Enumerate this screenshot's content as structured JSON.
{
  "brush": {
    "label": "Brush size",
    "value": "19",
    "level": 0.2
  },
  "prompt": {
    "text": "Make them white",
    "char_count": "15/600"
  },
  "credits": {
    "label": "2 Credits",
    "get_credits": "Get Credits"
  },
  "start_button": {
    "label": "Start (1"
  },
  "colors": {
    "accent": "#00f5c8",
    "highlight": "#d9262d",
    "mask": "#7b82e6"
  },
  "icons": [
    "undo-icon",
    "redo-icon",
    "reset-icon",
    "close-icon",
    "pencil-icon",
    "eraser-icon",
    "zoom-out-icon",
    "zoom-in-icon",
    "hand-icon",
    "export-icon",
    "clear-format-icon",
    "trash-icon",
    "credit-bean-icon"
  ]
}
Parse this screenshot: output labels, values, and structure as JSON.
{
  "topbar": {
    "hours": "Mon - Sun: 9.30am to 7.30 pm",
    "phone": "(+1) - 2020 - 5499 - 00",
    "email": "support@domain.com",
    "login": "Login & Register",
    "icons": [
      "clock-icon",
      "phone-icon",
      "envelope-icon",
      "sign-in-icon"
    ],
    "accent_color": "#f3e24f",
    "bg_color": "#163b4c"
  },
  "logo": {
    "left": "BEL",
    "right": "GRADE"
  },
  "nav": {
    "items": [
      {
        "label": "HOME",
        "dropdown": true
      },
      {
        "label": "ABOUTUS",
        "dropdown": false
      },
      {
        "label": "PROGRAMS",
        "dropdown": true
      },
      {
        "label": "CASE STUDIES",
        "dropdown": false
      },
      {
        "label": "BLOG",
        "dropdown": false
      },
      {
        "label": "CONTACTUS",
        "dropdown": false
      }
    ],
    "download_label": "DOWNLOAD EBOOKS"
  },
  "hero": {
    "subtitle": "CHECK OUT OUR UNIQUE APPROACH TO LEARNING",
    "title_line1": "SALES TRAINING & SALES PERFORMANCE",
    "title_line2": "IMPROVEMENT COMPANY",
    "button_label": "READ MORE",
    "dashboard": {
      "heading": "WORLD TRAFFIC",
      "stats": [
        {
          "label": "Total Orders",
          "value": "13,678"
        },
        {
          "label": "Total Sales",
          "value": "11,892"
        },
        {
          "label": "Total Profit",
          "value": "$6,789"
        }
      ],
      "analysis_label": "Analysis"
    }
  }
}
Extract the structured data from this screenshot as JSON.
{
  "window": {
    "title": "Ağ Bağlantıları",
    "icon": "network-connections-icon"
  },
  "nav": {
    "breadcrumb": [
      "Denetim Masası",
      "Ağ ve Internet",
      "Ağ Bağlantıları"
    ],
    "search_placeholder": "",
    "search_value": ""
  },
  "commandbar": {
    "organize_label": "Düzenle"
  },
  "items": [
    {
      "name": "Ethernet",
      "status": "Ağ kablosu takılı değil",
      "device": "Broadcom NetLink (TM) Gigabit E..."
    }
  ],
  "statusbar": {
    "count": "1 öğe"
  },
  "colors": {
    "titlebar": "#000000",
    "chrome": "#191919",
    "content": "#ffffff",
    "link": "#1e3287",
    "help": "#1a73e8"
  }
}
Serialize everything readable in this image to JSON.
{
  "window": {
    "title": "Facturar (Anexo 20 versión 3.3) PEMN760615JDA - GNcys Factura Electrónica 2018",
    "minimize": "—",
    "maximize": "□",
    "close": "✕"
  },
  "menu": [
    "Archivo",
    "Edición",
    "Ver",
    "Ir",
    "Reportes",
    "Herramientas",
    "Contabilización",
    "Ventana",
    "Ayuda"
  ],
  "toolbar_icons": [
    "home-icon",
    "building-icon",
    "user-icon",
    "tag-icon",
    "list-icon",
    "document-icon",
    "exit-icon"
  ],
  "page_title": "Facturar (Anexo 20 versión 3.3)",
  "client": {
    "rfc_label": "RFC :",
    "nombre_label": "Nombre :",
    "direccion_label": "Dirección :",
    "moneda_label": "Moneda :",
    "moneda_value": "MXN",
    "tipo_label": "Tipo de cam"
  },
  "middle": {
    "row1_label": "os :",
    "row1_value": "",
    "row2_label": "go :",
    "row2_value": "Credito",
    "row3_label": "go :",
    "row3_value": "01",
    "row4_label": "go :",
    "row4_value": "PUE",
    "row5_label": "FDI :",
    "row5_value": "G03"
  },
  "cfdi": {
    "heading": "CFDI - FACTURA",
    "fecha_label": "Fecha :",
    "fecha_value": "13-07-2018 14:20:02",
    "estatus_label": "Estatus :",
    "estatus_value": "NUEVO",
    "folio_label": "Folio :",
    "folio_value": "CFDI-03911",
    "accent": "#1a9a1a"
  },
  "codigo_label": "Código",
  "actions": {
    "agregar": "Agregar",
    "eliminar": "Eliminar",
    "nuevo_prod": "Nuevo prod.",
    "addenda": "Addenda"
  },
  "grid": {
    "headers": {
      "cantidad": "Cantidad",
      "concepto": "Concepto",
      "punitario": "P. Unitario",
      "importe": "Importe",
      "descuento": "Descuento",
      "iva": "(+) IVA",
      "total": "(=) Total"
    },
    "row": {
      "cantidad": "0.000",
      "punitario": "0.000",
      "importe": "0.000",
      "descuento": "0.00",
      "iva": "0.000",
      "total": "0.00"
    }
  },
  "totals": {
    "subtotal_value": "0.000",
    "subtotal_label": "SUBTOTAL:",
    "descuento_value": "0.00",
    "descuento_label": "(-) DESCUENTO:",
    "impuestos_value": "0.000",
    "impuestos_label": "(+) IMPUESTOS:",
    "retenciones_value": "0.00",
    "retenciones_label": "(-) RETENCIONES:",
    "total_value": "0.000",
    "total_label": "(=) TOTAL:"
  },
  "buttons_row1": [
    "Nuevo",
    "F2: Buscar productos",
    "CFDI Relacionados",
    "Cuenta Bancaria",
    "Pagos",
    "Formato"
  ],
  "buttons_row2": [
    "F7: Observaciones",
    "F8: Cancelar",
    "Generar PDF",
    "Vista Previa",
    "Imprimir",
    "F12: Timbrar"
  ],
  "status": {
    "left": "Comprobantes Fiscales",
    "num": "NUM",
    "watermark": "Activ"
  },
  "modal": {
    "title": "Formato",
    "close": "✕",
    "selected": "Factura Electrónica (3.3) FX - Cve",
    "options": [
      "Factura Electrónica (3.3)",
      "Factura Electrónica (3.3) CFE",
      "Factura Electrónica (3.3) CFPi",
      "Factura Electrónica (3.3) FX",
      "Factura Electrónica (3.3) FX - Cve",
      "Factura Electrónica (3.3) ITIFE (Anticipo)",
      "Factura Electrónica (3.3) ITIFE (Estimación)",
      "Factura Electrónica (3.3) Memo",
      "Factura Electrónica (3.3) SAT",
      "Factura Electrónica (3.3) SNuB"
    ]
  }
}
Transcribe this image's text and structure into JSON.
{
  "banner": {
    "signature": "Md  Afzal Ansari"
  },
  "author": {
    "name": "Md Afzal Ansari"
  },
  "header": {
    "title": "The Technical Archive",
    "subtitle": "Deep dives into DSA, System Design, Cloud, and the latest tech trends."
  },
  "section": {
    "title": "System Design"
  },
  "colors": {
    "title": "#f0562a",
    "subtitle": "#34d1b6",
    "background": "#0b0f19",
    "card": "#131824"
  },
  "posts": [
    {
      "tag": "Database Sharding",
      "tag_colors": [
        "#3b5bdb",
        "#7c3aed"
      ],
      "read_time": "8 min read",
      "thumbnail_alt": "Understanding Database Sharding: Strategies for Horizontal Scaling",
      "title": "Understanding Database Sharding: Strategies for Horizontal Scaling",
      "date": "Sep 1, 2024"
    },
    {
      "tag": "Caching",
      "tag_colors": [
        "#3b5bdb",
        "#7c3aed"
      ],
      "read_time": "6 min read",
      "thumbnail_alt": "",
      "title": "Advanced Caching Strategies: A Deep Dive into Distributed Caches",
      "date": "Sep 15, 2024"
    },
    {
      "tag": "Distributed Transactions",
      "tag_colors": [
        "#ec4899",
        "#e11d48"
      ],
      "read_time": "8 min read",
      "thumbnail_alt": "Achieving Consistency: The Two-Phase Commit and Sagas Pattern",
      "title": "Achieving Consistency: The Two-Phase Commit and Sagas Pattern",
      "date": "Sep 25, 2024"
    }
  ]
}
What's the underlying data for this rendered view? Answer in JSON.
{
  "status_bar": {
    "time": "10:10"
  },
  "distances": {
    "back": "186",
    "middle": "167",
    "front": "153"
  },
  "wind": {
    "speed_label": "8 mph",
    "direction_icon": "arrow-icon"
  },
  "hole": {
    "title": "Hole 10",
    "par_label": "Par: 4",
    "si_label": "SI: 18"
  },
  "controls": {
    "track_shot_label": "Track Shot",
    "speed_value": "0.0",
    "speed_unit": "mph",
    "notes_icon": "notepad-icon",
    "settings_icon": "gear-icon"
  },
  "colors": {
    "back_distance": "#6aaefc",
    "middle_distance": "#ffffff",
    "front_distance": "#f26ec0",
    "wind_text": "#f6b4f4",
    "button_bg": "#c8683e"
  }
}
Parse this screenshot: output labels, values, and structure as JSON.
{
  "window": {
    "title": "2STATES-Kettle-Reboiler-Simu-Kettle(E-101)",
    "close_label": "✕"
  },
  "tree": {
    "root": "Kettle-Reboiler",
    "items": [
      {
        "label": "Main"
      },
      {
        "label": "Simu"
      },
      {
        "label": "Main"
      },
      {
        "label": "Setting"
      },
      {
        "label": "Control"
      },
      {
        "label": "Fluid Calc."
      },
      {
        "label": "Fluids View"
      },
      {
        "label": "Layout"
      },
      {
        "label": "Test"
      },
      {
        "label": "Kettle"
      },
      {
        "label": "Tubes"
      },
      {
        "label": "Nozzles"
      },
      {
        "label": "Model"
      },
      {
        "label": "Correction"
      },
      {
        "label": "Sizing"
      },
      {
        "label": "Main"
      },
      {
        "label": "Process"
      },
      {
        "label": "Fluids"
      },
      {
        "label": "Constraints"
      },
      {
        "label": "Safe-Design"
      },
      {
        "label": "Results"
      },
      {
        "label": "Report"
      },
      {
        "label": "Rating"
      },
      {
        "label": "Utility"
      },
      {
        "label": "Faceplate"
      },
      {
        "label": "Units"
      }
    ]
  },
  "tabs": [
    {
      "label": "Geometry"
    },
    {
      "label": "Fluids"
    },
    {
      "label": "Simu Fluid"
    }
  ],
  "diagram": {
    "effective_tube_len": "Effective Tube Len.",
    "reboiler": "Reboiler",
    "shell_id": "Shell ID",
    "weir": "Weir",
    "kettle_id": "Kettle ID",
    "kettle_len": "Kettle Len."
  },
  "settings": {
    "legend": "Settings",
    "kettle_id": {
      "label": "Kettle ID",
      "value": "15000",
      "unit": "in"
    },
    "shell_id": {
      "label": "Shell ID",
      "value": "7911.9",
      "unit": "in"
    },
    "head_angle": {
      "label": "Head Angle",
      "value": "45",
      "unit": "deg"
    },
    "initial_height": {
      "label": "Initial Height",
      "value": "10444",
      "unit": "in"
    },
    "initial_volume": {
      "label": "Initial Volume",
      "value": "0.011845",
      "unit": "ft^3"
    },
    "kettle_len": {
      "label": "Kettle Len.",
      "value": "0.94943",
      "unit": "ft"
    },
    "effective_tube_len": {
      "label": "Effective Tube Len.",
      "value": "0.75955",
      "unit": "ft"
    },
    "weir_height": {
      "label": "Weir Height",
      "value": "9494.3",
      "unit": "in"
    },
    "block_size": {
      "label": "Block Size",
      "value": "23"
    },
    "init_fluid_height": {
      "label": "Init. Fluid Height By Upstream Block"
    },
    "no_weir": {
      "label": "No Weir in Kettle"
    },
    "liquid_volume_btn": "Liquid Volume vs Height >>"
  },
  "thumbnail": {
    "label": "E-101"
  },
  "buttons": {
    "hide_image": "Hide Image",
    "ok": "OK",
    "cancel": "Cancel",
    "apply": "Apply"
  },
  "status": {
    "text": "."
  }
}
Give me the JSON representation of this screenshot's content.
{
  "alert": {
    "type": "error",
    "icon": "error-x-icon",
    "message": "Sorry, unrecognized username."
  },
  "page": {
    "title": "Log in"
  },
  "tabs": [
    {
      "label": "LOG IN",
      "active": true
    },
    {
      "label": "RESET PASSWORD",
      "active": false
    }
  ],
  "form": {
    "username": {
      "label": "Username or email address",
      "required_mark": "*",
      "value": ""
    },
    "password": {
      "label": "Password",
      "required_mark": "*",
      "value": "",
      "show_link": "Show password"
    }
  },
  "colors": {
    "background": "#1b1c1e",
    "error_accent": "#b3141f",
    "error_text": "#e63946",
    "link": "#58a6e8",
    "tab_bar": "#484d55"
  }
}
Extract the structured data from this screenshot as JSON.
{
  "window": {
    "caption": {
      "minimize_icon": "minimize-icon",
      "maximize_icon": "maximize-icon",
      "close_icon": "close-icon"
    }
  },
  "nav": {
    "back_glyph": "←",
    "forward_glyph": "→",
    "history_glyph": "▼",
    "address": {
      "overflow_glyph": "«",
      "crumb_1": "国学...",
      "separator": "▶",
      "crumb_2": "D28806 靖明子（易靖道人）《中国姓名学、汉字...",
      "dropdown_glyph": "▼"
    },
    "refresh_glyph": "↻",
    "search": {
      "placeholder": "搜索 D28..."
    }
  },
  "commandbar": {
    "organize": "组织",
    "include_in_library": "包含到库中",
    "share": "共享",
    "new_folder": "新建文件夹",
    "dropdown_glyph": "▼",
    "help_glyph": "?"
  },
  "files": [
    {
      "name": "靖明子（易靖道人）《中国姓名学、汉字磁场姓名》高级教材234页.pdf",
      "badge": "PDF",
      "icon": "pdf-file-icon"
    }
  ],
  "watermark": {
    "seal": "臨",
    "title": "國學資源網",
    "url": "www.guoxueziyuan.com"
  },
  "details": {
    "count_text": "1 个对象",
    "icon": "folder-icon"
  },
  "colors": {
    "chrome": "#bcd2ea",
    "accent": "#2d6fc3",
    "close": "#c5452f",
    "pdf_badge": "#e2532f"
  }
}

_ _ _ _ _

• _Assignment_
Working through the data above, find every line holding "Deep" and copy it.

• _Written response_
    "subtitle": "Deep dives into DSA, System Design, Cloud, and the latest tech trends."
      "title": "Advanced Caching Strategies: A Deep Dive into Distributed Caches",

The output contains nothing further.